_TASK TO COMPLETE_
Retype the records below exactly as they appear.

_INPUT RECORDS_
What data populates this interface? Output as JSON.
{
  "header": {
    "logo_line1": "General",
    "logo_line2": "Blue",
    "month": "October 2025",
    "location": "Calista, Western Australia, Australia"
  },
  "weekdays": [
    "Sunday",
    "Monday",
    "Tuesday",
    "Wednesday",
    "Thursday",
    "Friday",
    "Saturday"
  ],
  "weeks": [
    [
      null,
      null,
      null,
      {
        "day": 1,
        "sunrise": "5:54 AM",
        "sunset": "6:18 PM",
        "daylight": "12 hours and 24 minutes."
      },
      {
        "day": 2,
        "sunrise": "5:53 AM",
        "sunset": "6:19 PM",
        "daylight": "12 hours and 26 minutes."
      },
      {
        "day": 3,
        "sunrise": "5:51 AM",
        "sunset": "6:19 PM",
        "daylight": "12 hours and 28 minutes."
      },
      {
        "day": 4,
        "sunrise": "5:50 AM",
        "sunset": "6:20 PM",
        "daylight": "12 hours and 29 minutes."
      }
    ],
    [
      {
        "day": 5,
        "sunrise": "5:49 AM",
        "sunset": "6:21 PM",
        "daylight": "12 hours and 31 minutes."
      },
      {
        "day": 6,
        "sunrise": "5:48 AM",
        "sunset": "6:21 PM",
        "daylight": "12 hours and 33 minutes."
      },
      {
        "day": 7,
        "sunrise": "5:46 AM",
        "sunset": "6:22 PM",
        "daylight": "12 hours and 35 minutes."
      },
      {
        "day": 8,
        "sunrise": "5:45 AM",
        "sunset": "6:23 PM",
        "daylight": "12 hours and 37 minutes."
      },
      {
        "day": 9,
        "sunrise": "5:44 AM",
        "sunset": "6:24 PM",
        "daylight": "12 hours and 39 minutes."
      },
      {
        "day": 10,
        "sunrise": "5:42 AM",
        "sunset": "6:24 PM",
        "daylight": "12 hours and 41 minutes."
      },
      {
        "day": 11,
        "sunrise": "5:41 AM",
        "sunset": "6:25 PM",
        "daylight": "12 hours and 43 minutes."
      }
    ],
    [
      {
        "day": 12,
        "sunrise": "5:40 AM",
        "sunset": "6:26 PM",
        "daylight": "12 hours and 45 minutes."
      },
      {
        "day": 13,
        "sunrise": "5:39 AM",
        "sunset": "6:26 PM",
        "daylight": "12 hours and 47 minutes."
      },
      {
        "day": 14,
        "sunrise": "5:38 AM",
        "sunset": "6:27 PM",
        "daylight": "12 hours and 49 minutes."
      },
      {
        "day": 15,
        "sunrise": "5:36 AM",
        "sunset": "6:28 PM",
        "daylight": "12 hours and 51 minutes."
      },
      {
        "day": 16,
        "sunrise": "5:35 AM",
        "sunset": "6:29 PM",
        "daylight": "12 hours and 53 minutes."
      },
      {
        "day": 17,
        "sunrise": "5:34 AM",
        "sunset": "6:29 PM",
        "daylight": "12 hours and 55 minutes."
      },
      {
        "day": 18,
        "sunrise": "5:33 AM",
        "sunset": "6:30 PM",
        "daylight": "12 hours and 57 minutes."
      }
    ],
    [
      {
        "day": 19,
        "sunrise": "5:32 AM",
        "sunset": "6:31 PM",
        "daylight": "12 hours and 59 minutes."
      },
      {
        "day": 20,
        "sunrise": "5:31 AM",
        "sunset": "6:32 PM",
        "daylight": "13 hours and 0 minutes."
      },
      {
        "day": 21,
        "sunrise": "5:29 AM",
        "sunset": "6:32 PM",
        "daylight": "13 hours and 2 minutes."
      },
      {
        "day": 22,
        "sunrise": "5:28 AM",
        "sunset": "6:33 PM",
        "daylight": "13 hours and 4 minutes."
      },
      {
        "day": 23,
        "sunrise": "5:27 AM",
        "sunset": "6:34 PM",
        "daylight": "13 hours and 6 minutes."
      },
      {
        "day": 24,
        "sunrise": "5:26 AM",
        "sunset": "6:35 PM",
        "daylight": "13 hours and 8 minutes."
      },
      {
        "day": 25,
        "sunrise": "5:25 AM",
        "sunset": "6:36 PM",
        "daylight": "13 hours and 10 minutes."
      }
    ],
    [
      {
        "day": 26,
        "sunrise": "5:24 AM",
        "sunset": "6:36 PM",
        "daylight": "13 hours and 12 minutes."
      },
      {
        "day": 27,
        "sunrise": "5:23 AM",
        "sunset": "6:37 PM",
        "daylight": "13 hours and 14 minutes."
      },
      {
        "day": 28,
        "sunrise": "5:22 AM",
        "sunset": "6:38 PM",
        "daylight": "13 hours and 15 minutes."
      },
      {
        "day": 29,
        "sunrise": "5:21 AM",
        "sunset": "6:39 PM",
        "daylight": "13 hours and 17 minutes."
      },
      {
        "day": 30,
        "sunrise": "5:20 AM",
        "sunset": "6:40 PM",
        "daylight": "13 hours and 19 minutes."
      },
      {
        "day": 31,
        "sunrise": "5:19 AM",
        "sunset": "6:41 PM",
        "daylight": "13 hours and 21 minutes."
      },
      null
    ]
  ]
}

_FINISHED EXERCISE_
What data populates this interface? Output as JSON.
{
  "header": {
    "logo_line1": "General",
    "logo_line2": "Blue",
    "month": "October 2025",
    "location": "Calista, Western Australia, Australia"
  },
  "weekdays": [
    "Sunday",
    "Monday",
    "Tuesday",
    "Wednesday",
    "Thursday",
    "Friday",
    "Saturday"
  ],
  "weeks": [
    [
      null,
      null,
      null,
      {
        "day": 1,
        "sunrise": "5:54 AM",
        "sunset": "6:18 PM",
        "daylight": "12 hours and 24 minutes."
      },
      {
        "day": 2,
        "sunrise": "5:53 AM",
        "sunset": "6:19 PM",
        "daylight": "12 hours and 26 minutes."
      },
      {
        "day": 3,
        "sunrise": "5:51 AM",
        "sunset": "6:19 PM",
        "daylight": "12 hours and 28 minutes."
      },
      {
        "day": 4,
        "sunrise": "5:50 AM",
        "sunset": "6:20 PM",
        "daylight": "12 hours and 29 minutes."
      }
    ],
    [
      {
        "day": 5,
        "sunrise": "5:49 AM",
        "sunset": "6:21 PM",
        "daylight": "12 hours and 31 minutes."
      },
      {
        "day": 6,
        "sunrise": "5:48 AM",
        "sunset": "6:21 PM",
        "daylight": "12 hours and 33 minutes."
      },
      {
        "day": 7,
        "sunrise": "5:46 AM",
        "sunset": "6:22 PM",
        "daylight": "12 hours and 35 minutes."
      },
      {
        "day": 8,
        "sunrise": "5:45 AM",
        "sunset": "6:23 PM",
        "daylight": "12 hours and 37 minutes."
      },
      {
        "day": 9,
        "sunrise": "5:44 AM",
        "sunset": "6:24 PM",
        "daylight": "12 hours and 39 minutes."
      },
      {
        "day": 10,
        "sunrise": "5:42 AM",
        "sunset": "6:24 PM",
        "daylight": "12 hours and 41 minutes."
      },
      {
        "day": 11,
        "sunrise": "5:41 AM",
        "sunset": "6:25 PM",
        "daylight": "12 hours and 43 minutes."
      }
    ],
    [
      {
        "day": 12,
        "sunrise": "5:40 AM",
        "sunset": "6:26 PM",
        "daylight": "12 hours and 45 minutes."
      },
      {
        "day": 13,
        "sunrise": "5:39 AM",
        "sunset": "6:26 PM",
        "daylight": "12 hours and 47 minutes."
      },
      {
        "day": 14,
        "sunrise": "5:38 AM",
        "sunset": "6:27 PM",
        "daylight": "12 hours and 49 minutes."
      },
      {
        "day": 15,
        "sunrise": "5:36 AM",
        "sunset": "6:28 PM",
        "daylight": "12 hours and 51 minutes."
      },
      {
        "day": 16,
        "sunrise": "5:35 AM",
        "sunset": "6:29 PM",
        "daylight": "12 hours and 53 minutes."
      },
      {
        "day": 17,
        "sunrise": "5:34 AM",
        "sunset": "6:29 PM",
        "daylight": "12 hours and 55 minutes."
      },
      {
        "day": 18,
        "sunrise": "5:33 AM",
        "sunset": "6:30 PM",
        "daylight": "12 hours and 57 minutes."
      }
    ],
    [
      {
        "day": 19,
        "sunrise": "5:32 AM",
        "sunset": "6:31 PM",
        "daylight": "12 hours and 59 minutes."
      },
      {
        "day": 20,
        "sunrise": "5:31 AM",
        "sunset": "6:32 PM",
        "daylight": "13 hours and 0 minutes."
      },
      {
        "day": 21,
        "sunrise": "5:29 AM",
        "sunset": "6:32 PM",
        "daylight": "13 hours and 2 minutes."
      },
      {
        "day": 22,
        "sunrise": "5:28 AM",
        "sunset": "6:33 PM",
        "daylight": "13 hours and 4 minutes."
      },
      {
        "day": 23,
        "sunrise": "5:27 AM",
        "sunset": "6:34 PM",
        "daylight": "13 hours and 6 minutes."
      },
      {
        "day": 24,
        "sunrise": "5:26 AM",
        "sunset": "6:35 PM",
        "daylight": "13 hours and 8 minutes."
      },
      {
        "day": 25,
        "sunrise": "5:25 AM",
        "sunset": "6:36 PM",
        "daylight": "13 hours and 10 minutes."
      }
    ],
    [
      {
        "day": 26,
        "sunrise": "5:24 AM",
        "sunset": "6:36 PM",
        "daylight": "13 hours and 12 minutes."
      },
      {
        "day": 27,
        "sunrise": "5:23 AM",
        "sunset": "6:37 PM",
        "daylight": "13 hours and 14 minutes."
      },
      {
        "day": 28,
        "sunrise": "5:22 AM",
        "sunset": "6:38 PM",
        "daylight": "13 hours and 15 minutes."
      },
      {
        "day": 29,
        "sunrise": "5:21 AM",
        "sunset": "6:39 PM",
        "daylight": "13 hours and 17 minutes."
      },
      {
        "day": 30,
        "sunrise": "5:20 AM",
        "sunset": "6:40 PM",
        "daylight": "13 hours and 19 minutes."
      },
      {
        "day": 31,
        "sunrise": "5:19 AM",
        "sunset": "6:41 PM",
        "daylight": "13 hours and 21 minutes."
      },
      null
    ]
  ]
}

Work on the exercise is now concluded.